■ What is being asked:
Go through the data and count the lines holding the string "icon". Write only the number.

[Records drawn from a dataset]
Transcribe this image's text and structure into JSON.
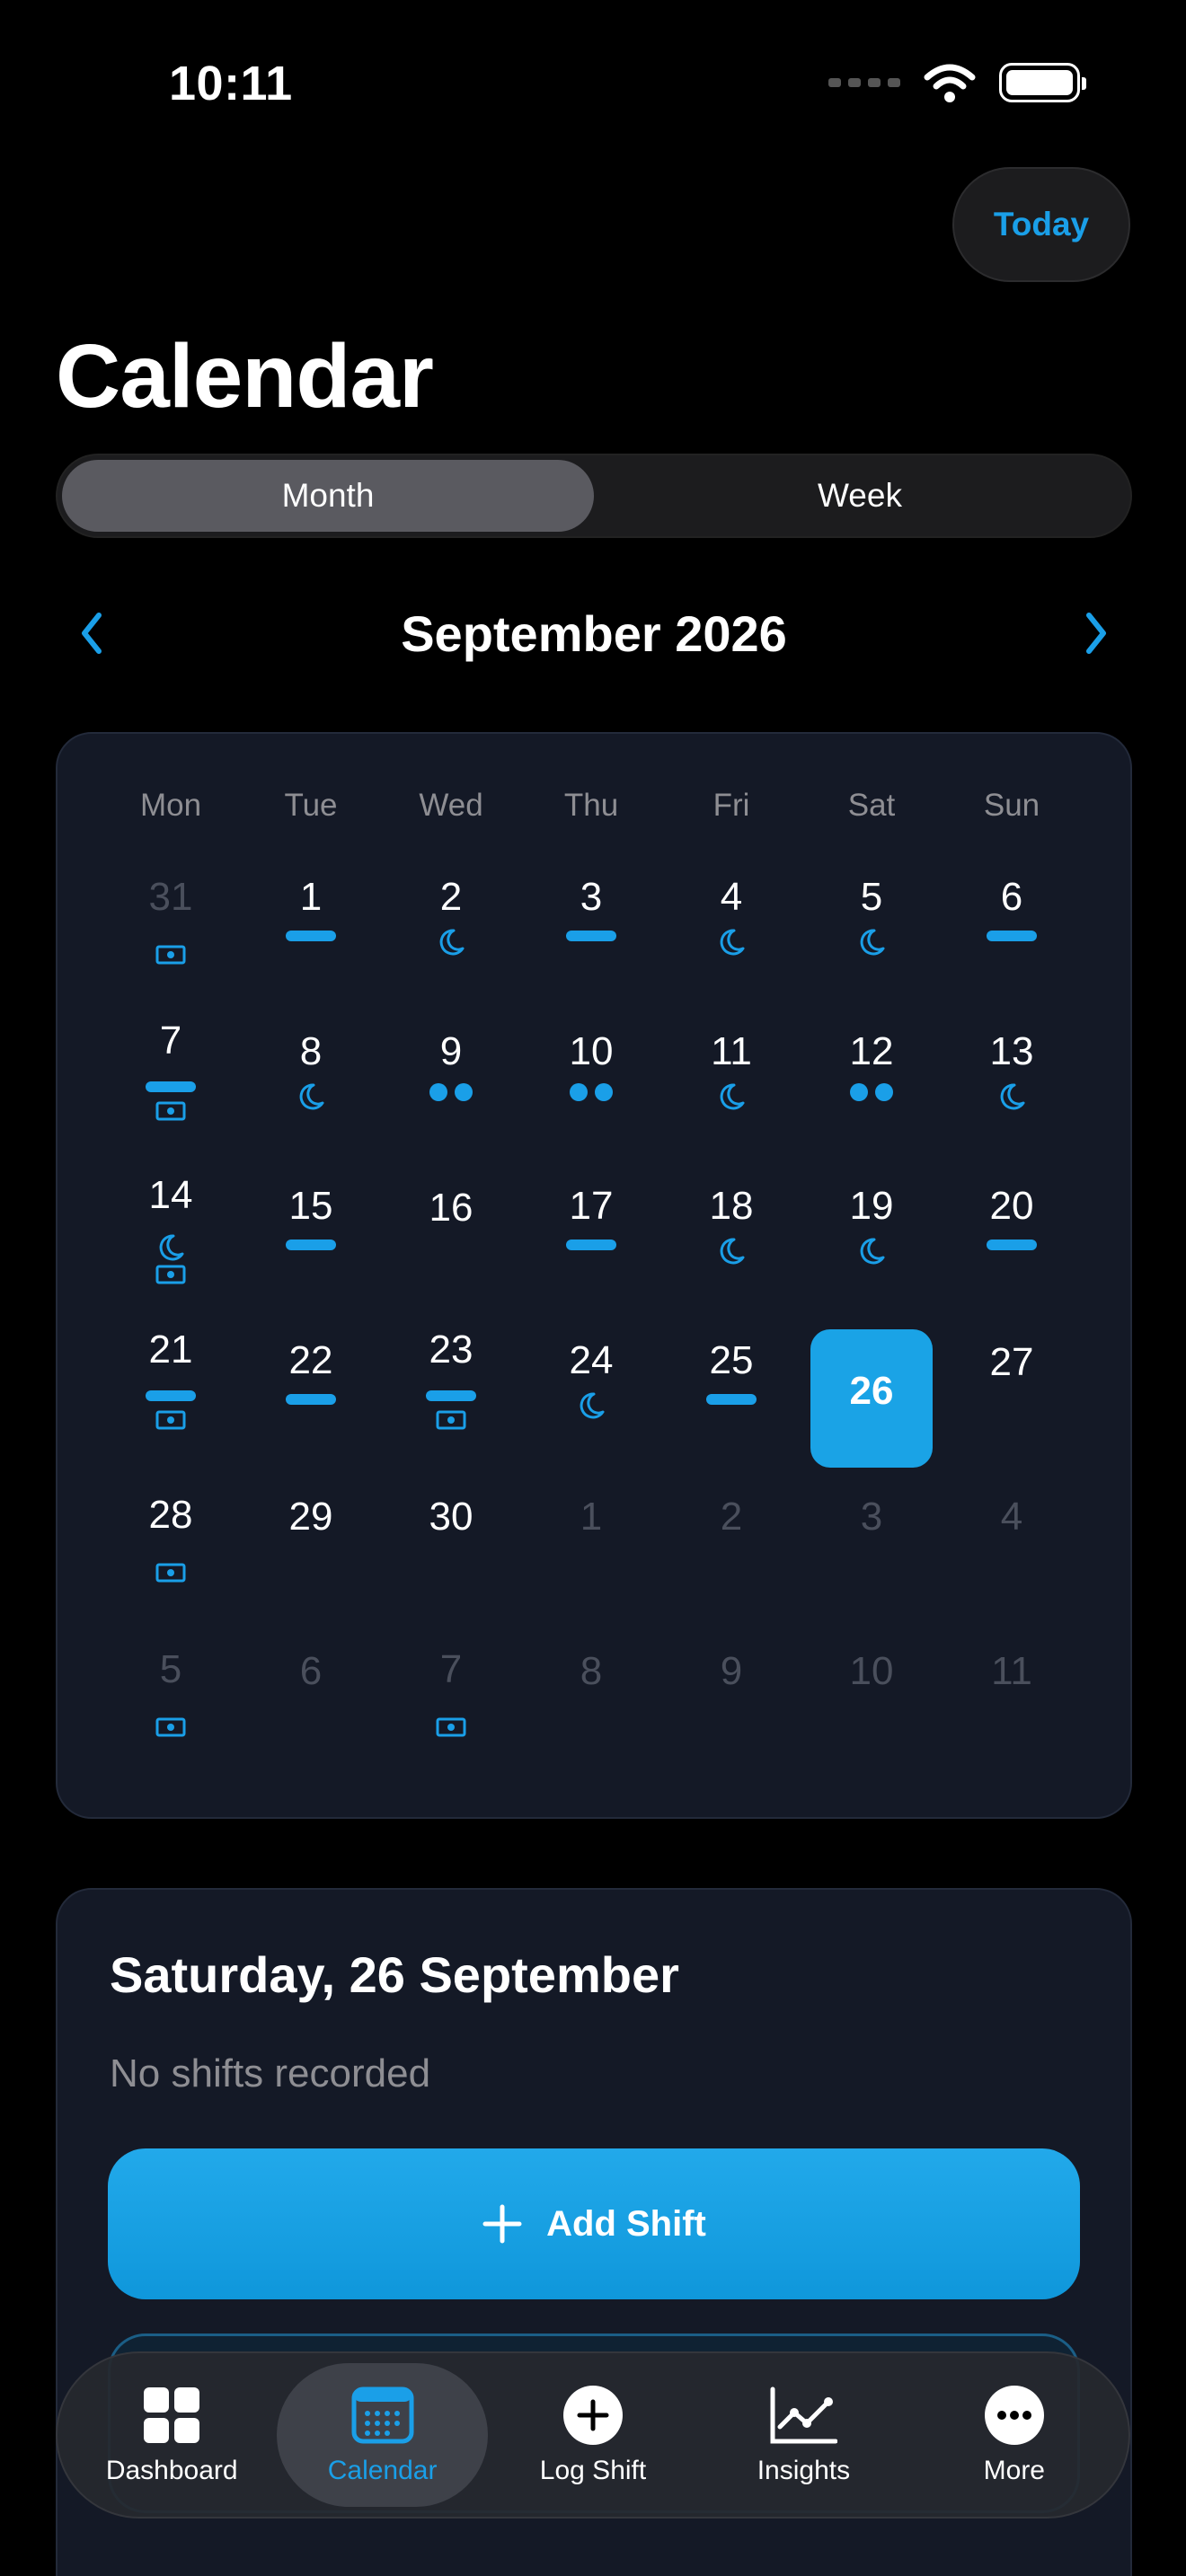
{
  "status": {
    "time": "10:11"
  },
  "header": {
    "today_label": "Today",
    "title": "Calendar"
  },
  "view_switch": {
    "options": [
      "Month",
      "Week"
    ],
    "selected": "Month"
  },
  "month_nav": {
    "title": "September 2026"
  },
  "calendar": {
    "weekdays": [
      "Mon",
      "Tue",
      "Wed",
      "Thu",
      "Fri",
      "Sat",
      "Sun"
    ],
    "selected_day": "26",
    "accent_color": "#1a9fe8",
    "days": [
      {
        "day": "31",
        "muted": true,
        "marks": [
          "cash"
        ]
      },
      {
        "day": "1",
        "muted": false,
        "marks": [
          "bar"
        ]
      },
      {
        "day": "2",
        "muted": false,
        "marks": [
          "moon"
        ]
      },
      {
        "day": "3",
        "muted": false,
        "marks": [
          "bar"
        ]
      },
      {
        "day": "4",
        "muted": false,
        "marks": [
          "moon"
        ]
      },
      {
        "day": "5",
        "muted": false,
        "marks": [
          "moon"
        ]
      },
      {
        "day": "6",
        "muted": false,
        "marks": [
          "bar"
        ]
      },
      {
        "day": "7",
        "muted": false,
        "marks": [
          "bar",
          "cash"
        ]
      },
      {
        "day": "8",
        "muted": false,
        "marks": [
          "moon"
        ]
      },
      {
        "day": "9",
        "muted": false,
        "marks": [
          "dots"
        ]
      },
      {
        "day": "10",
        "muted": false,
        "marks": [
          "dots"
        ]
      },
      {
        "day": "11",
        "muted": false,
        "marks": [
          "moon"
        ]
      },
      {
        "day": "12",
        "muted": false,
        "marks": [
          "dots"
        ]
      },
      {
        "day": "13",
        "muted": false,
        "marks": [
          "moon"
        ]
      },
      {
        "day": "14",
        "muted": false,
        "marks": [
          "moon",
          "cash"
        ]
      },
      {
        "day": "15",
        "muted": false,
        "marks": [
          "bar"
        ]
      },
      {
        "day": "16",
        "muted": false,
        "marks": []
      },
      {
        "day": "17",
        "muted": false,
        "marks": [
          "bar"
        ]
      },
      {
        "day": "18",
        "muted": false,
        "marks": [
          "moon"
        ]
      },
      {
        "day": "19",
        "muted": false,
        "marks": [
          "moon"
        ]
      },
      {
        "day": "20",
        "muted": false,
        "marks": [
          "bar"
        ]
      },
      {
        "day": "21",
        "muted": false,
        "marks": [
          "bar",
          "cash"
        ]
      },
      {
        "day": "22",
        "muted": false,
        "marks": [
          "bar"
        ]
      },
      {
        "day": "23",
        "muted": false,
        "marks": [
          "bar",
          "cash"
        ]
      },
      {
        "day": "24",
        "muted": false,
        "marks": [
          "moon"
        ]
      },
      {
        "day": "25",
        "muted": false,
        "marks": [
          "bar"
        ]
      },
      {
        "day": "26",
        "muted": false,
        "marks": [],
        "selected": true
      },
      {
        "day": "27",
        "muted": false,
        "marks": []
      },
      {
        "day": "28",
        "muted": false,
        "marks": [
          "cash"
        ]
      },
      {
        "day": "29",
        "muted": false,
        "marks": []
      },
      {
        "day": "30",
        "muted": false,
        "marks": []
      },
      {
        "day": "1",
        "muted": true,
        "marks": []
      },
      {
        "day": "2",
        "muted": true,
        "marks": []
      },
      {
        "day": "3",
        "muted": true,
        "marks": []
      },
      {
        "day": "4",
        "muted": true,
        "marks": []
      },
      {
        "day": "5",
        "muted": true,
        "marks": [
          "cash"
        ]
      },
      {
        "day": "6",
        "muted": true,
        "marks": []
      },
      {
        "day": "7",
        "muted": true,
        "marks": [
          "cash"
        ]
      },
      {
        "day": "8",
        "muted": true,
        "marks": []
      },
      {
        "day": "9",
        "muted": true,
        "marks": []
      },
      {
        "day": "10",
        "muted": true,
        "marks": []
      },
      {
        "day": "11",
        "muted": true,
        "marks": []
      }
    ]
  },
  "detail": {
    "title": "Saturday, 26 September",
    "empty_text": "No shifts recorded",
    "add_label": "Add Shift"
  },
  "tabbar": {
    "tabs": [
      {
        "label": "Dashboard",
        "icon": "grid-icon"
      },
      {
        "label": "Calendar",
        "icon": "calendar-icon",
        "active": true
      },
      {
        "label": "Log Shift",
        "icon": "plus-circle-icon"
      },
      {
        "label": "Insights",
        "icon": "line-chart-icon"
      },
      {
        "label": "More",
        "icon": "ellipsis-circle-icon"
      }
    ]
  }
}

■ Answer:
5